Sadly, thousands of dogs are facing death in shelters across the US because positive only trainers are trying to convince people that corrections are cruel and unnecessary. The pitfall is that the dogs suffer. People are convinced that the ONLY way to train or counter condition a dog is with positive only methods, then, when that doesn’t work, they think their dog is broken and they dump the dog and try again. I see these dogs; I work with these dogs and I watch these dogs die when someone doesn’t step outside of their comfort zone, but more often, I save these dogs with training methods that do work!
Dogs are dogs; they lack the ability to communicate with words. They are complex creatures that need and deserve more than a myopic approach to their behavior / personalities. If a dog needs to be corrected or blocked on a behavior, and that will save their lives, I wish they would get it from either a balanced trainer or their owners.
When people (positive only people) see the results of balanced training and see that the dog is behaving properly they immediately respond with one of two prepared responses:
- The dog is in shut down mode, i.e. learned helplessness.
- The dog will revert back to his aggression, any dog trained with corrections always does.
They are wrong on both counts.
First off, if the dog is in their so called, “shut down mode” after behaving aggressively and being corrected, then good, they are avoiding the aggressive behaviors which got them punished in the first place. This will then allow them to move to a place where they will receive reward and affection afterwards. At that point the “learned behavior” will be compliance and good manners. Sort of like a little child sulking because he can’t have cake before dinner. If he finishes his dinner, he gets cake.
Secondly, dogs trained through balanced training (yes, that might involve a correction) are far less likely to revert back to aggression than dogs trained through positive only training. This has been my experience in the hundreds of dogs (real world and shelter dogs) that I’ve worked with. This includes severely aggressive dogs, out of control pets, sport competition dogs, shelter dogs, and personal protection dogs.
Dogs are balanced creatures who need balance in their lives and in their training. This must come from their human. Never correcting a dog is like never telling a child no. It makes for irresponsible parenting and poor pet ownership.
Please don’t believe the hype of the positive only people and give your dog more respect than that. Trainers that are abusive are not balanced trainers (and there are plenty of those). I am talking about trainers who have the best interest of the dog at heart.

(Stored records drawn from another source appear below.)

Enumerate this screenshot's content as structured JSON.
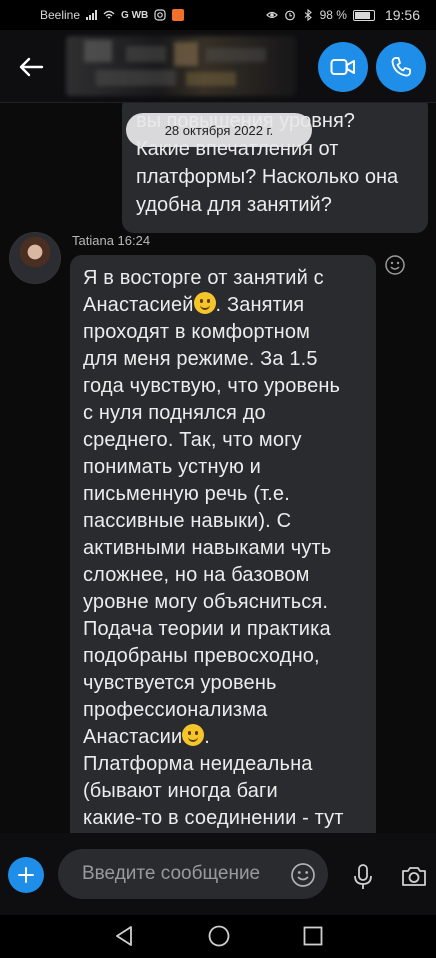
{
  "status_bar": {
    "carrier": "Beeline",
    "network_badges": "G WB",
    "battery": "98 %",
    "time": "19:56"
  },
  "header": {
    "contact_name_hidden": true
  },
  "chat": {
    "outgoing_message": {
      "lines": [
        "вы повышения уровня?",
        "Какие впечатления от",
        "платформы? Насколько она",
        "удобна для занятий?"
      ]
    },
    "date_separator": "28 октября 2022 г.",
    "incoming_message": {
      "sender": "Tatiana",
      "time": "16:24",
      "lines": [
        "Я в восторге от занятий с",
        "Анастасией",
        ". Занятия",
        "проходят в комфортном",
        "для меня режиме. За 1.5",
        "года чувствую, что уровень",
        "с нуля поднялся до",
        "среднего. Так, что могу",
        "понимать устную и",
        "письменную речь (т.е.",
        "пассивные навыки). С",
        "активными навыками чуть",
        "сложнее, но на базовом",
        "уровне могу объясниться.",
        "Подача теории и практика",
        "подобраны превосходно,",
        "чувствуется уровень",
        "профессионализма",
        "Анастасии",
        ".",
        "Платформа неидеальна",
        "(бывают иногда баги",
        "какие-то в соединении - тут"
      ]
    }
  },
  "composer": {
    "placeholder": "Введите сообщение"
  },
  "colors": {
    "accent": "#1e8ee8",
    "bubble": "#2a2b2f",
    "background": "#0b0b0c"
  },
  "icons": [
    "back-arrow-icon",
    "video-call-icon",
    "phone-icon",
    "add-reaction-icon",
    "plus-icon",
    "emoji-icon",
    "microphone-icon",
    "camera-icon",
    "nav-back-icon",
    "nav-home-icon",
    "nav-recents-icon"
  ]
}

Trainers that understand one simple concept:
Dogs should be rewarded for doing the right thing, and when they do the wrong thing, they should be taught what they need to do to get rewarded.